Perhaps more than any other American architectural firm, HOK enjoys a long-standing legacy for commitment to sustainable design. Our corporate policy on sustainability has been in place since the early 1990’s, and we have authored numerous treatises on the subject as well as a book entitled “Sustainable Design”, generally considered the preeminent tome on green architecture.

In HOK’s New York office, we have completed or are engaged in designing a number of high profile green buildings, both in the public and private sectors.

Though varied, these projects all share HOK’s commitment to using building materials responsibly and creatively and demonstrating stewardship for natural resources.

Battery Park City Ballfields

2004 saw the completion of “The Ballfields”, a combination of softball and soccer fields. This expansive indoor/outdoor public space provides Lower Manhattan with much needed active recreation space.

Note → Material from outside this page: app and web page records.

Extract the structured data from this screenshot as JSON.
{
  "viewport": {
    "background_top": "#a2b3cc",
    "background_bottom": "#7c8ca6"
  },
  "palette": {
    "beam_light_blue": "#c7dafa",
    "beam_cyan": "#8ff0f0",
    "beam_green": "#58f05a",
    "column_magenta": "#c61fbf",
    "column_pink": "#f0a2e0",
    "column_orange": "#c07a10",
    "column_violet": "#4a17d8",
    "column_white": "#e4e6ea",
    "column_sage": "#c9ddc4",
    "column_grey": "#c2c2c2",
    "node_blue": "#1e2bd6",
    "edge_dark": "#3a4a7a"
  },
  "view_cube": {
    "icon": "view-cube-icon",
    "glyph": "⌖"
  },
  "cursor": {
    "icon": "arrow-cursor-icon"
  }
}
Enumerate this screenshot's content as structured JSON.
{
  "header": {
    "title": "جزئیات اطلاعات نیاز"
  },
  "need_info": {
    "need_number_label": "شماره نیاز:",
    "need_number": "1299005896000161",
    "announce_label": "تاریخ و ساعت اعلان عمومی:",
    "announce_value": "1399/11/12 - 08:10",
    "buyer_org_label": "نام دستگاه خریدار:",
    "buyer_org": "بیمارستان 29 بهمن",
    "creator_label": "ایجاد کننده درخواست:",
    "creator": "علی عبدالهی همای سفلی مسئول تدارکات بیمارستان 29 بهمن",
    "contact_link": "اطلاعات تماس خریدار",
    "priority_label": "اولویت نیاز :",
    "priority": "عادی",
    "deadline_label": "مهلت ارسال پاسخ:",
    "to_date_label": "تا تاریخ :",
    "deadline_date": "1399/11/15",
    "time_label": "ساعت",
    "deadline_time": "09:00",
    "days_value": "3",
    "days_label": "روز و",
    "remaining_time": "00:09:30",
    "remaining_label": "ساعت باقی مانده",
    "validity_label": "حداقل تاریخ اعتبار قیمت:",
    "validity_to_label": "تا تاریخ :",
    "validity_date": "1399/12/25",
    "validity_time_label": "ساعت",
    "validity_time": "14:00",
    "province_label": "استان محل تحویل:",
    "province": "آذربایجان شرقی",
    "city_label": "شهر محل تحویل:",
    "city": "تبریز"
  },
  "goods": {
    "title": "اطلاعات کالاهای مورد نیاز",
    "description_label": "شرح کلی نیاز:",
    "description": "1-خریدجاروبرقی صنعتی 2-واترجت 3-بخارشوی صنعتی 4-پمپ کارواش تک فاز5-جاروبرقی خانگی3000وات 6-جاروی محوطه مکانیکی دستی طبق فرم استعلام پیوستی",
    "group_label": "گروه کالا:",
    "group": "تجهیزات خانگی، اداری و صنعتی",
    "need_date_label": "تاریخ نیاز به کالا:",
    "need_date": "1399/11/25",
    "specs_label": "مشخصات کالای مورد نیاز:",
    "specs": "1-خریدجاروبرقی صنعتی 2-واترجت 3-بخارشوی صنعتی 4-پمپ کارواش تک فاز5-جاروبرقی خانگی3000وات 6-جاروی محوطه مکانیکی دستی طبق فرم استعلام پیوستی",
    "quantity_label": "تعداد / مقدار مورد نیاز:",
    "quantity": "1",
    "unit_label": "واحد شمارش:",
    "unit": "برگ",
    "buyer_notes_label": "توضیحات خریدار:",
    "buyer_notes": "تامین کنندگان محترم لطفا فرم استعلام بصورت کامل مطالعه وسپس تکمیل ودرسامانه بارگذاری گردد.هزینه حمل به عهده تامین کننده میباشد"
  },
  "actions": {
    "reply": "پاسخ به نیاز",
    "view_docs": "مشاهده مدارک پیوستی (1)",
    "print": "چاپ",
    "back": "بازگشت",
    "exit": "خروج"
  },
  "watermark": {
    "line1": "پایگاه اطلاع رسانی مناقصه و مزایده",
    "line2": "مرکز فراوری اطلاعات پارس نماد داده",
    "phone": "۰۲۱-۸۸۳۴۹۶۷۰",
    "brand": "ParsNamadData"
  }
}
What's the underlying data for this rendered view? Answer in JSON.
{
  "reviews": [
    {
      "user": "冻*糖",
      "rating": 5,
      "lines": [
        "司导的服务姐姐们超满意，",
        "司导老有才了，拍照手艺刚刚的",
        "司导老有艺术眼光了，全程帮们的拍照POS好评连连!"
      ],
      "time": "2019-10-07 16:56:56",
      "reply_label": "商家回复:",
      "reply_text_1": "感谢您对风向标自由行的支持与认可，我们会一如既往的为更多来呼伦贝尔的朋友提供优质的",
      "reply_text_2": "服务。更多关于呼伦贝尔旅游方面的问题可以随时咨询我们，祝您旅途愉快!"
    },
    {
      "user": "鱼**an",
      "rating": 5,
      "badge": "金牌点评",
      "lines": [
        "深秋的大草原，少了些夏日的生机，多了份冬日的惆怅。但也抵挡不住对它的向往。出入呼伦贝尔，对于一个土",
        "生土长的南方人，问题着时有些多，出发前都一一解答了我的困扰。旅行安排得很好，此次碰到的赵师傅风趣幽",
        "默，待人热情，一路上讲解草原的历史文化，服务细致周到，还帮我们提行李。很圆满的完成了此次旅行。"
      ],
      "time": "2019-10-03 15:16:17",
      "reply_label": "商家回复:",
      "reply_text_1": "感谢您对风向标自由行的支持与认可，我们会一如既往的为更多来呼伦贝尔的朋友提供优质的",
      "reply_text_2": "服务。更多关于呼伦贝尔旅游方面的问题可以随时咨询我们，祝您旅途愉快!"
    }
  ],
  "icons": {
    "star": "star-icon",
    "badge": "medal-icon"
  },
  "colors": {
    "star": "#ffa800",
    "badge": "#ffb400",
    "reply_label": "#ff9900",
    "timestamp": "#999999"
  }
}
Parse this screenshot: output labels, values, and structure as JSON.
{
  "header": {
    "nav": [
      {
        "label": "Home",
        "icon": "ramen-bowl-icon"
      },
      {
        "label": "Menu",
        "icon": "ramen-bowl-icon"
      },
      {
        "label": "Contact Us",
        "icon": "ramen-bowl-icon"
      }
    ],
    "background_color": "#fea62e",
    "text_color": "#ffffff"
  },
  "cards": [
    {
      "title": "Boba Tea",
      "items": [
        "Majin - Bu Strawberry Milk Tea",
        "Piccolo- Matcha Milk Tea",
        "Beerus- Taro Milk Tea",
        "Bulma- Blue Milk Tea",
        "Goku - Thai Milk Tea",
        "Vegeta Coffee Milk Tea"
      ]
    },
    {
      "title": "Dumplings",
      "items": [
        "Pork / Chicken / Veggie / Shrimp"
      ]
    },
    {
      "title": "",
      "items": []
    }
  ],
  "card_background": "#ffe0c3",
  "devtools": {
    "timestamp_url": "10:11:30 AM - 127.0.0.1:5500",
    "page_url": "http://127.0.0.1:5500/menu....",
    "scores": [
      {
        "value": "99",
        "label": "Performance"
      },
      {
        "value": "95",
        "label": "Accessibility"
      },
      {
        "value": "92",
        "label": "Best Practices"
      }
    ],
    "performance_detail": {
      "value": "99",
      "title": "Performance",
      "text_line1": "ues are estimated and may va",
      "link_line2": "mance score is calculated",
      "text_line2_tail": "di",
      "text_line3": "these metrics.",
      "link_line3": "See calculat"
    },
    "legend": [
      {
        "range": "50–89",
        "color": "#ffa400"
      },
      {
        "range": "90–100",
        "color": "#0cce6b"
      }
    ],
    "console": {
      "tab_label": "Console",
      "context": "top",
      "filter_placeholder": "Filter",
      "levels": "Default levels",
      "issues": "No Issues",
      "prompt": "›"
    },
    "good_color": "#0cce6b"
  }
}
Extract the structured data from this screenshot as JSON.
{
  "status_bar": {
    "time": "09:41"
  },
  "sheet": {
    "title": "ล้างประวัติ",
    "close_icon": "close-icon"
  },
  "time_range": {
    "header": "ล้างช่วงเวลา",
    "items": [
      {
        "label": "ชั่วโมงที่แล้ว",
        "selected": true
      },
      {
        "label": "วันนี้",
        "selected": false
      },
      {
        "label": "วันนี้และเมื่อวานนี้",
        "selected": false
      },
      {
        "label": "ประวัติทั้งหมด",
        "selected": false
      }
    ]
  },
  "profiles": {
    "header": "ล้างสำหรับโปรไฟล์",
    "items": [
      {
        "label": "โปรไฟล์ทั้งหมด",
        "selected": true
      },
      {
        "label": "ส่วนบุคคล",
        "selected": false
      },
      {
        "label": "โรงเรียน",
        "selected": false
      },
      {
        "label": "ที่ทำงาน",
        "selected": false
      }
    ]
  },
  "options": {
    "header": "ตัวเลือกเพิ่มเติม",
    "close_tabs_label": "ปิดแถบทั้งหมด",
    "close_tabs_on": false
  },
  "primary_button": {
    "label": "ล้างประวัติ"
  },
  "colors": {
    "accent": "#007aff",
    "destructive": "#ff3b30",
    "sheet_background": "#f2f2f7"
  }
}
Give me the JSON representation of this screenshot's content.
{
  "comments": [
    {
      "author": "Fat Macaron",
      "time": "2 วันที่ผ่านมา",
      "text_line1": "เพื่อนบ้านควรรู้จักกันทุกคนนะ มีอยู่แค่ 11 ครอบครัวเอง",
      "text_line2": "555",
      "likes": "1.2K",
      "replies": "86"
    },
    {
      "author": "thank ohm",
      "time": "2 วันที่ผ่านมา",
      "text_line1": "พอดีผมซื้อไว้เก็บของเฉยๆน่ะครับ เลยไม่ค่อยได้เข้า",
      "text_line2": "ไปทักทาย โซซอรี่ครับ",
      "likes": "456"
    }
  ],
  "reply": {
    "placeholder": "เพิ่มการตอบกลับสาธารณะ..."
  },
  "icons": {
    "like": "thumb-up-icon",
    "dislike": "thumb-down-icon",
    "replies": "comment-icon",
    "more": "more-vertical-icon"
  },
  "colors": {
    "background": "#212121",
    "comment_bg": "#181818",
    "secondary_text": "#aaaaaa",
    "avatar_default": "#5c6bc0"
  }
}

Recycled and crushed concrete was used for paved area sub-base where appropriate. A bioswale drainage system was installed that incorporates fibrous rooted sod that traps rainwater resulting in cleaner water and less disposal into the NYC stormwater management system.

The ballfields are reportedly the first ever constructed and maintained without pesticides, herbicides or other inorganic supplements or treatments, and soil health is continuously monitored.

St. George Ferry Terminal will provide new gateway to Staten Island

Over on Staten Island, a new, dramatically improved ferry terminal at St. George is in the final phases of construction. It will create a state-of-the-art gateway to Staten Island for thousands of commuters and tourists.

The project is a public/private partnership, being overseen by the New York City Economic Development Corporation (EDC), on behalf of the City and the City’s Department of Transportation (DOT).

The existing dark and dingy main waiting area has been transformed into an airy space with clerestory windows on all sides to let in natural light and a forty-foot high glass wall along the waterside to provide a spectacular view of New York Harbor. Two grand observation decks have been added to further take advantage of the expansive harbor views. The renovations will increase the existing retail space within the terminal by 30 percent.

Significantly, HOK has placed this project on track to be the first-ever in America LEED Certified sustainable intermodal center. A new green roof with an irrigation system powered by photovoltaics and restoring oyster beds to clean New York Harbor are two innovative sustainable concepts applied to the project.

Winrock Headquarters is model for sustainability

A striking new headquarters building for Winrock International has recently been completed on a site adjacent to the Arkansas River in Little Rock.

It embodies the nonprofit organization’s mission to sustain natural resources and protect the environment.

Winrock’s two-story facility has a “gull wing” roof that is split into two glass pavilions divided by a breezeway. Within the breezeway is a cistern for collecting rain water, which will provide much of the water needed for irrigating the grounds.

In keeping with Winrock’s philosophy of environmental conservatism and responsibility, the goal in building the new facility was to achieve, at minimum, a Silver LEED rating and to set an example of sustainability for other non-profit groups. The roof is glazed to reduce heat absorption and the under-floor air supply system only conditions occupied spaces. Glass curtain walls and openings in the second floor slab allow natural light to penetrate the office throughout the day, which will be the primary source of ambient light. A high emissivity roof reduces the heat island effect, minimizing impact on the microclimate. Exterior lights fall within the property to reduce nocturnal light pollution, and more than 77% of construction waste was diverted away from landfills by recycling.

Many of the materials that were specified in the design are found in the Little Rock region. Furthermore, the interior specifications were very rigid, requiring “cradle to grave” recyclable content and the employment of renewable energy sources.

Other sustainable projects on the boards in New York include the 22 acre “living roofed” Javits Center Expansion, a new building for a European Automotive Company to be located in Northern New Jersey, as well as the recently completed Terminal A, at Logan Airport for Delta Airlines.


COPYRIGHT 2005 Hagedorn Publication

COPYRIGHT 2005 Gale Group